++++ DATA TO USE ++++
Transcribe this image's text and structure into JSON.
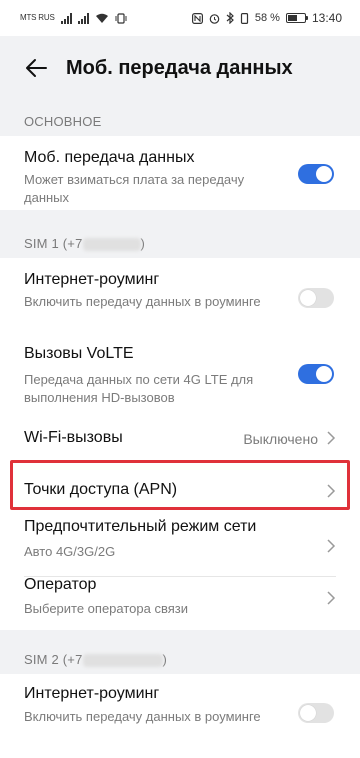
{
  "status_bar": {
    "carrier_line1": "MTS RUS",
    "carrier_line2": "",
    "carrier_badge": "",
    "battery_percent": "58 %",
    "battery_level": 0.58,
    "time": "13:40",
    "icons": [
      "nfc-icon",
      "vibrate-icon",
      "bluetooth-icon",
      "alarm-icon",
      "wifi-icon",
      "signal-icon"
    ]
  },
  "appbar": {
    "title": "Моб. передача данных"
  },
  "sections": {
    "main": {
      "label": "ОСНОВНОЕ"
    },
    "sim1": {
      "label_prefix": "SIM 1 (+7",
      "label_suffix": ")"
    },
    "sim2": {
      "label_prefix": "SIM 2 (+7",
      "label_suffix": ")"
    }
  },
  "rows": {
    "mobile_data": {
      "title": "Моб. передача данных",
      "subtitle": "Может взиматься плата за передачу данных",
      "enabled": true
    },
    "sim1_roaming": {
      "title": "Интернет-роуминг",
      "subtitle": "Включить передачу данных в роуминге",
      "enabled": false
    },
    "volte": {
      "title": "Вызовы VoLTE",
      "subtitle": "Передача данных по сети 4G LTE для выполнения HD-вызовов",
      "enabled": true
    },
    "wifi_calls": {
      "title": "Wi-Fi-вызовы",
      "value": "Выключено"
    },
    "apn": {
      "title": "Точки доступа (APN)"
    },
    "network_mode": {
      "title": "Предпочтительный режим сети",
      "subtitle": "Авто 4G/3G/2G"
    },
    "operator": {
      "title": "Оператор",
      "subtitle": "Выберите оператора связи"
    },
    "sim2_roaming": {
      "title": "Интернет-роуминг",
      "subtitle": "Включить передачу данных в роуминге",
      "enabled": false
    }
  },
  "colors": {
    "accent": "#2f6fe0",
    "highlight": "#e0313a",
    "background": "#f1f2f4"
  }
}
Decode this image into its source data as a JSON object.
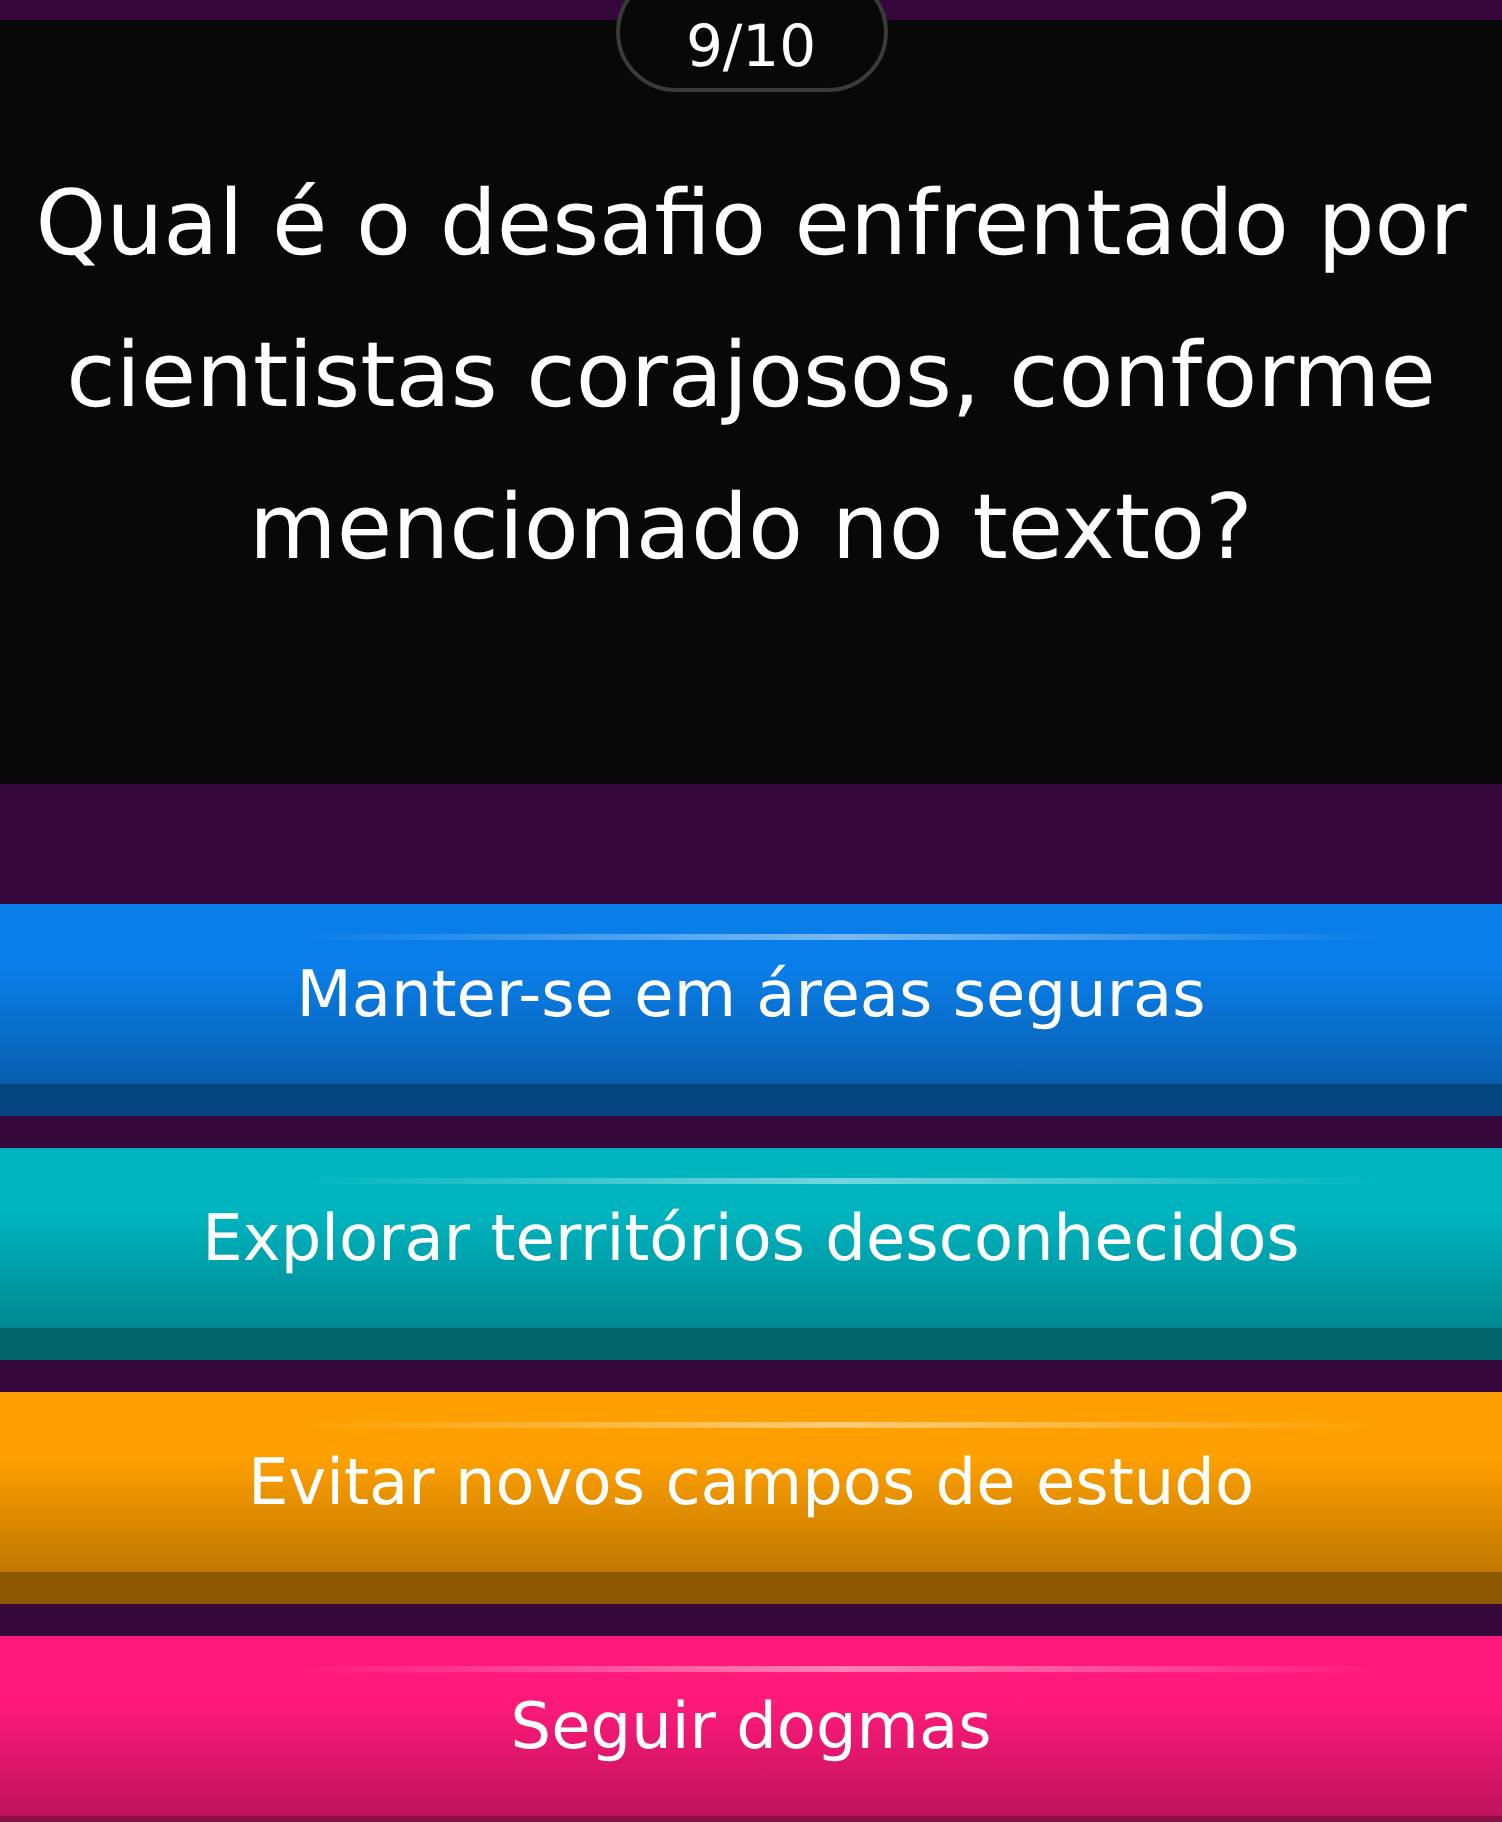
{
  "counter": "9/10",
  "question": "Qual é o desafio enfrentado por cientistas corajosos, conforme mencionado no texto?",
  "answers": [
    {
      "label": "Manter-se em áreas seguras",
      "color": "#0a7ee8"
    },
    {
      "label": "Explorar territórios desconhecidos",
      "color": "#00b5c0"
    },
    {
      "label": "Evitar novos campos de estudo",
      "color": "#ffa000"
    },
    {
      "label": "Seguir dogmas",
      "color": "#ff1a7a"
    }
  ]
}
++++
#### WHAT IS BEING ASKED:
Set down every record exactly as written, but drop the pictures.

#### ANSWER BOX:
Transcribe this image's text and structure into JSON.
{
  "status_bar": {
    "carrier_line1": "MTS RUS",
    "carrier_line2": "",
    "carrier_badge": "",
    "battery_percent": "58 %",
    "battery_level": 0.58,
    "time": "13:40",
    "icons": [
      "nfc-icon",
      "vibrate-icon",
      "bluetooth-icon",
      "alarm-icon",
      "wifi-icon",
      "signal-icon"
    ]
  },
  "appbar": {
    "title": "Моб. передача данных"
  },
  "sections": {
    "main": {
      "label": "ОСНОВНОЕ"
    },
    "sim1": {
      "label_prefix": "SIM 1 (+7",
      "label_suffix": ")"
    },
    "sim2": {
      "label_prefix": "SIM 2 (+7",
      "label_suffix": ")"
    }
  },
  "rows": {
    "mobile_data": {
      "title": "Моб. передача данных",
      "subtitle": "Может взиматься плата за передачу данных",
      "enabled": true
    },
    "sim1_roaming": {
      "title": "Интернет-роуминг",
      "subtitle": "Включить передачу данных в роуминге",
      "enabled": false
    },
    "volte": {
      "title": "Вызовы VoLTE",
      "subtitle": "Передача данных по сети 4G LTE для выполнения HD-вызовов",
      "enabled": true
    },
    "wifi_calls": {
      "title": "Wi-Fi-вызовы",
      "value": "Выключено"
    },
    "apn": {
      "title": "Точки доступа (APN)"
    },
    "network_mode": {
      "title": "Предпочтительный режим сети",
      "subtitle": "Авто 4G/3G/2G"
    },
    "operator": {
      "title": "Оператор",
      "subtitle": "Выберите оператора связи"
    },
    "sim2_roaming": {
      "title": "Интернет-роуминг",
      "subtitle": "Включить передачу данных в роуминге",
      "enabled": false
    }
  },
  "colors": {
    "accent": "#2f6fe0",
    "highlight": "#e0313a",
    "background": "#f1f2f4"
  }
}
Decode this image into its source data as a JSON object.
{
  "counter": "9/10",
  "question": "Qual é o desafio enfrentado por cientistas corajosos, conforme mencionado no texto?",
  "answers": [
    {
      "label": "Manter-se em áreas seguras",
      "color": "#0a7ee8"
    },
    {
      "label": "Explorar territórios desconhecidos",
      "color": "#00b5c0"
    },
    {
      "label": "Evitar novos campos de estudo",
      "color": "#ffa000"
    },
    {
      "label": "Seguir dogmas",
      "color": "#ff1a7a"
    }
  ]
}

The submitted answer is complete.